Adoption and Information Service - Access and Information Provisions

Access and Information Provisions

Many people who are adopted have a desire to know about and perhaps meet their birth parents. Often they feel that only by knowing about their original family can they fully understand themselves and their lives.

The law recognises that adopted persons have the right to know their origins and identity, and therefore provides for adult adopted persons to have access to their original birth record and other records associated with the adoption.

Many birth parents have a deeply felt desire to know how the arrangements they made for their child's future turned out, and what sort of adult the child has become. Often birth parents simply need to know that the child is still living and has had a good family life.

At times many adoptive parents feel the need to know something of their child's background and first family origins, to help them in their task as parents.


The law provides for an Adoption Information Service and an Adoption Information Register

The Register and the Information Service are intended to help all persons involved in an adoption, adopted persons, birth parents, adoptive parents, and natural relatives to obtain and exchange information about each other and to arrange to meet if they wish to do so.

The law also recognises that all people concerned have the right to privacy and to have their lives protected from intrusion. The Information Register allows all people affected by adoption to register their wishes about contact and exchange of information. This may include a veto against contact.

Counselling Interview

All persons seeking information who are residents of Tasmania are required to attend an interview with a counsellor before receiving information of any kind. The purpose of counselling is to explain your rights, to make sure you fully understand the rights of others, and to help you consider some of the matters that may arise in search and reunion. There is no fee for counselling.

Adopted People

As an Adopted Person:
On reaching the age of eighteen (18) years you are entitled to:

  • A Certificate allowing access to your original birth record. This is referred to as your Section 80 Certificate.
  • Any information that may be held on the record of your adoption, including the name of your birth mother and possibly the name of your birth father if recorded.

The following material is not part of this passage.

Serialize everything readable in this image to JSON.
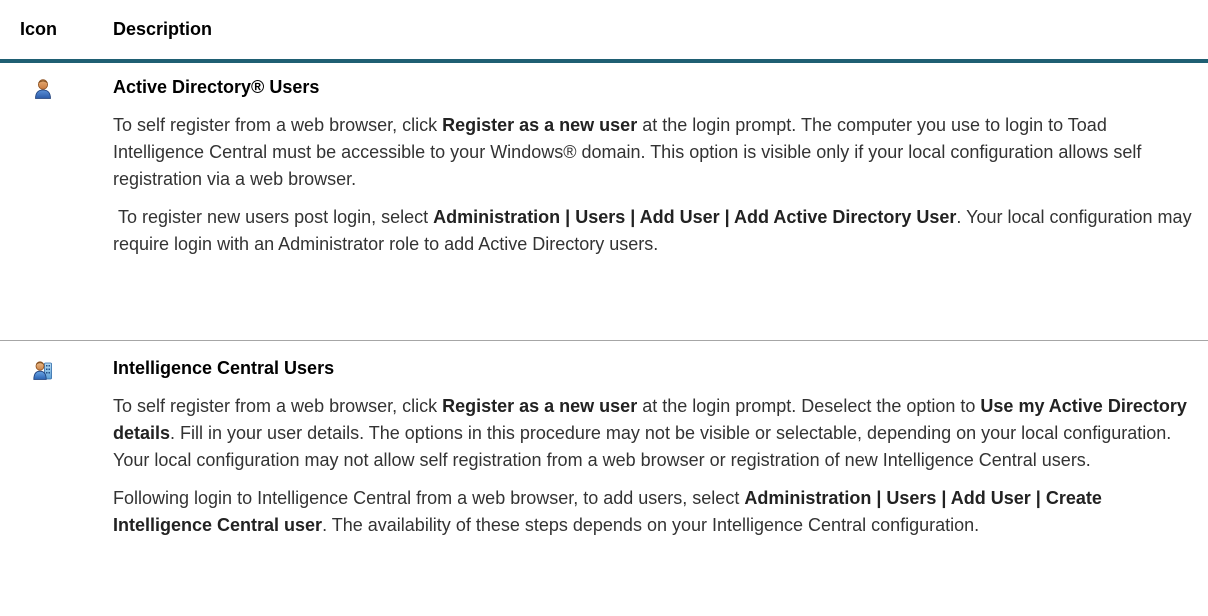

If a Contact Veto has been registered, you will be required to sign, before being given the information, an Undertaking not to contact the person.

You may register your wishes about:

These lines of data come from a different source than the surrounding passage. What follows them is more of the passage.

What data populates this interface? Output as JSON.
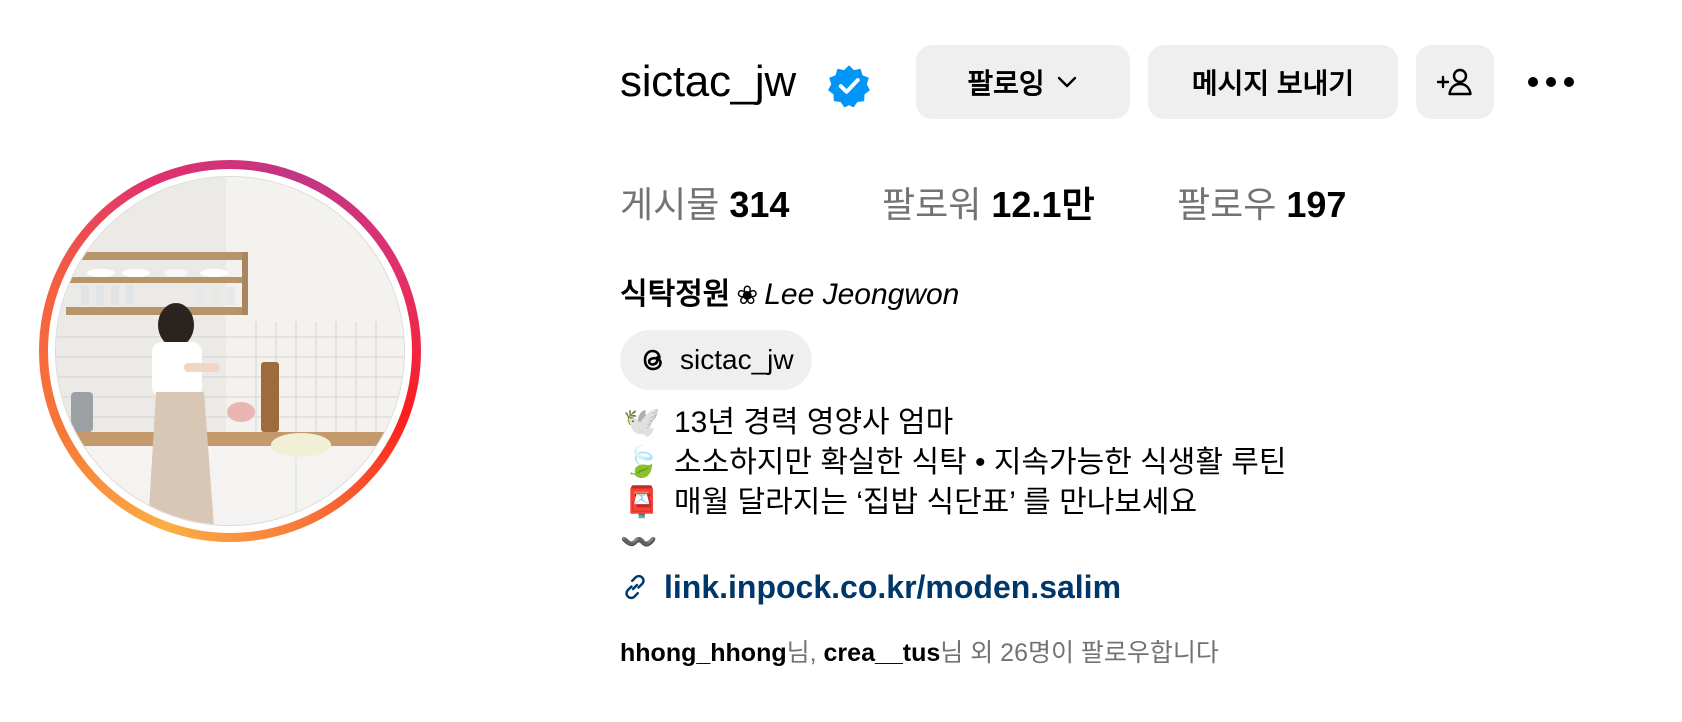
{
  "profile": {
    "username": "sictac_jw",
    "verified_icon": "verified-badge-icon",
    "colors": {
      "verified": "#0095f6",
      "link": "#00376b",
      "secondary_text": "#737373",
      "button_bg": "#efefef"
    }
  },
  "actions": {
    "follow_label": "팔로잉",
    "message_label": "메시지 보내기",
    "add_person_icon": "add-person-icon",
    "more_icon": "more-options-icon"
  },
  "stats": {
    "posts_label": "게시물",
    "posts_value": "314",
    "followers_label": "팔로워",
    "followers_value": "12.1만",
    "following_label": "팔로우",
    "following_value": "197"
  },
  "bio": {
    "name_ko": "식탁정원",
    "name_icon": "❀",
    "name_en": "Lee Jeongwon",
    "threads_handle": "sictac_jw",
    "lines": [
      {
        "emoji": "🕊️",
        "text": "13년 경력 영양사 엄마"
      },
      {
        "emoji": "🍃",
        "text": "소소하지만 확실한 식탁 • 지속가능한 식생활 루틴"
      },
      {
        "emoji": "📮",
        "text": "매월 달라지는 ‘집밥 식단표’ 를 만나보세요"
      }
    ],
    "wave": "〰️",
    "link": "link.inpock.co.kr/moden.salim"
  },
  "followed_by": {
    "user1": "hhong_hhong",
    "sep1": "님, ",
    "user2": "crea__tus",
    "suffix": "님 외 26명이 팔로우합니다"
  }
}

  • Exchange of non-identifying information
  • Exchange of identifying information
  • Contact with your birth parents or relatives
  • Veto on contact.

If you are not yet eighteen years old, the written agreement of your adoptive parents is needed before any information can be given to you.

Information which could identify your birth parents, and access to your original birth record cannot be given to you unless we can obtain the written agreement of the birth parent or parents who consented to your adoption.

You may ask for the Adoption Information Service to seek this written agreement.

Adoptive Parents

As an Adoptive Parent:

You can register your wishes about:

  • Exchange of non-identifying information
  • Exchange of identifying information
  • Contact with the birth parents of your adopted child (if he or she is under eighteen years old)
  • Your adopted child's contact with his or her birth parents (if he or she is under eighteen years old).

You may register your wish not to be contacted.

Birth Parents and Other Birth Relatives

Birth parents, grandparents, uncles, aunts, siblings, or lineal descendants may register.

You are entitled to:

  • Information held on the adoption record about yourself and the adopted person. This will include the adoptive name of your relative. If a contact veto is in place, you will be required to sign an Undertaking not to contact the person.

If your relative is not yet eighteen years old, the written agreement of all parents is needed before any identifying information can be given to you. You may ask for the Adoption Information Service to seek this written agreement.

Contact Veto

All parties may register a veto on contact. Your identifying information will only be given out if the person requesting the information signs a legally binding Undertaking not to contact you in any way. You may like to leave a message with the veto, e.g. family medical history, whether you are happy, married, have children and so on. You must include your address with a request to register a Contact Veto.

A Veto will not be recorded unless your name, date of birth and address are provided. Your address will remain confidential.

FREQUENTLY ASKED QUESTIONS

  • What is the Adoption Information Register?
    The Register is a list of names and addresses of people affected by adoption, with details of their wishes about exchange or disclosure of information and contact. Entries may be altered or cancelled whenever you wish.
  • Should I register if I do not want contact?
    YES. Your wish can then be passed on to any relative who applies for information. A contact veto is legally binding.
  • Do you assist in search and contact?
    Yes, when requested and subject to any wishes recorded by another person. You may carry out your own search if you wish.
  • How will I be contacted if any agency is approached by someone looking for information or contact?
    With discretion and regard for your rights to privacy. Normally this will be by a letter to you at the most recent address on the Electoral Roll.
  • What happens if the person whose agreement is needed has died?
    Evidence of that person's death, eg: a copy of the death certificate, will be needed to allow the release of information.
  • What kinds of enquiry are given priority?
    Priority will be given to requests from adopted persons aged over 45 years, birth parents over 60 years, and in circumstances where medical conditions justify urgency.